Thursday, December 9, 2010

Death Row Dogs = Cell Dogs

Hi y’all,

It’s Thursday again and I was helping my Human to search for a special needs dog to feature.  Instead I let my Human get me sidetracked when we stumbled across this fellow.

  This fellow is a “cell dog”  graduate... which means he has literally been to prison and was housetrained, crate trained, socialized and taught basic obedience skills...He is waiting for a forever home where he can continue his training and be part of a family.

Most Humans know about cell dogs.  If you don’t know about “cell dogs” or would like to read more, check out this link to this shelter’s success stories.

We also found another site that tells more about the way that prisoners help the dogs to succeed in getting adopted and the dogs, in turn, help to rehabilitate the prisoners. 

Since this is supposed to be a happy time of year I wanted to share this site showing all the adopted dogs that were once “cell dogs”.  Another successful “cell dogs” program is the Humane Society of Burke County, located in Morganton, N.C.  Then I stumbled on the “death row dogs” in Kansas. 

The last program I looked at was prisoners training dogs for wounded Marines. 

These are such great programs…and when my Humans found me they were looking for a dog that could “do stuff” with them and…the “biggy”…was housebroken.  My Human Momma told me she just didn’t want to deal with a really young puppy anymore.  

For the sake of all the less lucky pawed critters looking for a forever home, my wish is for more “cell dog” programs.  Maybe someday all shelters will be able to put their abandoned  dogs through just such a program.  Seems to me, a lowly pawed and furred one, that it can only be a “win, win”. 



  1. Sounds good....I just wish everyone had loving forever homes like us....
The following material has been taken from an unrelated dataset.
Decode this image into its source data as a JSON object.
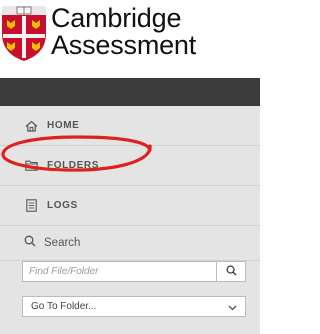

  2. Sounds like a wonderful program that we all need to publicise more. What a wonderful way to rescue a needy dog, train it and them it can find a wonderful home.
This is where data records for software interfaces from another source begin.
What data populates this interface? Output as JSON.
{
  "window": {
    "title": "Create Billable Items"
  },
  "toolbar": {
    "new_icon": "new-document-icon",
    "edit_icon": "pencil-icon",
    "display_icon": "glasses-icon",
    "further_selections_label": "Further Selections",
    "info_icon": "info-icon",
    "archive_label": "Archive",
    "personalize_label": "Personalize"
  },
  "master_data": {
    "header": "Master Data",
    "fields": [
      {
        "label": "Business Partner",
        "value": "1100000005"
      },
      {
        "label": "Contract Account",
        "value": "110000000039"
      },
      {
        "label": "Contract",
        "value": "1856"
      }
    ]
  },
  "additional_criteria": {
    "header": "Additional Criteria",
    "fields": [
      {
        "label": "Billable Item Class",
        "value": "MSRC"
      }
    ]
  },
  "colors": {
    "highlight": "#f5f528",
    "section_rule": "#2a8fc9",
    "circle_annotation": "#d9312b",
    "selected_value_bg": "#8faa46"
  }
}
    Mogley G. Retriever

  3. I just love these programs. I think there is a lot of good done for all involved